‘In this self-portrait I wanted to play with these historically loaded tropes and create an absurdist image of myself as some kind of camp nationalist dictator surrounded by an iconography specific to my country and my own personal history as an artist and traveller.’
Self-portraiture is a new interest of Daverington’s and coincides with a shift in his work from landscape to figurative subjects. In 2012, he made a series of works representing himself within formats usually only designated to saints, pop stars, cult leaders or tyrants.
‘To make these works I employ a wide range of methodologies and historical references ranging from the Italian Renaissance, Byzantine icon painting, Romantic landscape painting and occidental and oriental heraldry to pop and the graphic arts,’ he says.

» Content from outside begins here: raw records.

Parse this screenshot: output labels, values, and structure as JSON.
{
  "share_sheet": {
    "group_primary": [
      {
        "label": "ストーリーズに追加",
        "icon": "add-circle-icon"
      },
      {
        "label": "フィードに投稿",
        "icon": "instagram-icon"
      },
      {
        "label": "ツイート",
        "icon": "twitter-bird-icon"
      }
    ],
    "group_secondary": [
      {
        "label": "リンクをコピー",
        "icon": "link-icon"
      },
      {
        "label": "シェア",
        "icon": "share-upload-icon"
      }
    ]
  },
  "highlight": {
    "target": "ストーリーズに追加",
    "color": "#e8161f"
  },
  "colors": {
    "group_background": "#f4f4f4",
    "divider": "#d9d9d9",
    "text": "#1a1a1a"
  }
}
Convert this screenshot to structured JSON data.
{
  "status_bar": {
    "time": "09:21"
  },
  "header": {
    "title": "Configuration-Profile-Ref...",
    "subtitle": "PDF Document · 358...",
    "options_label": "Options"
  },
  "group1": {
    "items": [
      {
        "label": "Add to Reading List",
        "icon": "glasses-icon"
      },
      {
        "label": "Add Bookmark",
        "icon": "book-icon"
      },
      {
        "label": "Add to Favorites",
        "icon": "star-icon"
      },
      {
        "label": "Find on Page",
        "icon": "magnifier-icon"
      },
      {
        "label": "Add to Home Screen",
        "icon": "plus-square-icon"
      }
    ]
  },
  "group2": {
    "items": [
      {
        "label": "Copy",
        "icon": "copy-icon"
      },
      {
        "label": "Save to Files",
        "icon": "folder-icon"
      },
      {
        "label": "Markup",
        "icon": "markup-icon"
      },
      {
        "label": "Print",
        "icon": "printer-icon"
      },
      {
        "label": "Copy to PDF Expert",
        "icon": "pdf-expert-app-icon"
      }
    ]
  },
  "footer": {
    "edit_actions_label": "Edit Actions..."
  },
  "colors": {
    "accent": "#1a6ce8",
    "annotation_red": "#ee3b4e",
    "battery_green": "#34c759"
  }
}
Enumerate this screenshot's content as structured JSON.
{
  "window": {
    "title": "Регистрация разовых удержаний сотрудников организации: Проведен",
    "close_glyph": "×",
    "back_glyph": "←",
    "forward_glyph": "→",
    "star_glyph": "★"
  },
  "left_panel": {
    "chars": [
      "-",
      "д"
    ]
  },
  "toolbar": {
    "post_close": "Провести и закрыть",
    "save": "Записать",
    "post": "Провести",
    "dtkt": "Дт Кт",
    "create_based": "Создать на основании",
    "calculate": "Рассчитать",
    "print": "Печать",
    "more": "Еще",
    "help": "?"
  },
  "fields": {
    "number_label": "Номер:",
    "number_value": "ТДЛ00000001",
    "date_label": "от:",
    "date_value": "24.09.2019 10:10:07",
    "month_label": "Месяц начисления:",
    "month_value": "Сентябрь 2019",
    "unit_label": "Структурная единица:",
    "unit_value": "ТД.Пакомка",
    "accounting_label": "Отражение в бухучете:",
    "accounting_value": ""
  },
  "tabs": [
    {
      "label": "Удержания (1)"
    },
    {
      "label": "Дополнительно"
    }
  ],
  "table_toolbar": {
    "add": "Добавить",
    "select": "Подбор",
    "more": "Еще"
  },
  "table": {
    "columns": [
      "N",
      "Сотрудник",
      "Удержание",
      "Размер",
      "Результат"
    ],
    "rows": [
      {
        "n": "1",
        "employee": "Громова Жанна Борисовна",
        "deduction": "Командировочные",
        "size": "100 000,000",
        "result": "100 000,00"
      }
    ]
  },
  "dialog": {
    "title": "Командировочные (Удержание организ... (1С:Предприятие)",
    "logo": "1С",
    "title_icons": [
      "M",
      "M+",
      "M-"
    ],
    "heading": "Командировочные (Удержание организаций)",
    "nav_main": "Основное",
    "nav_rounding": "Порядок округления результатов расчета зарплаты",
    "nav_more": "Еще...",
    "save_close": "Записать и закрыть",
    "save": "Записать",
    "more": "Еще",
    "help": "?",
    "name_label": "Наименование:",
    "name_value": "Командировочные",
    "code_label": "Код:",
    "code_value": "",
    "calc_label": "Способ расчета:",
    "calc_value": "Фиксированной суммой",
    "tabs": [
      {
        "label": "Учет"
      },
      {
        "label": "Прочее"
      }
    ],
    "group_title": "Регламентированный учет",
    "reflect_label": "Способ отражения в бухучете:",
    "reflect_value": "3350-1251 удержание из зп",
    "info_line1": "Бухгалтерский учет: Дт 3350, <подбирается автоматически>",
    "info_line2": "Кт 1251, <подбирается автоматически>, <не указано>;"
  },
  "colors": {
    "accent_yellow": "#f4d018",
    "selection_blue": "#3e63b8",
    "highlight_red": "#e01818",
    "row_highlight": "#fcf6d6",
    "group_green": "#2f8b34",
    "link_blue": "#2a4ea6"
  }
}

Born in Melbourne in 1974, Daverington began his artistic life as a graffiti artist. After travelling for 12 years, he returned to Australia to complete a Master of Fine Art at the Victorian College of the Arts. He is also represented in this year’s Sulman Prize.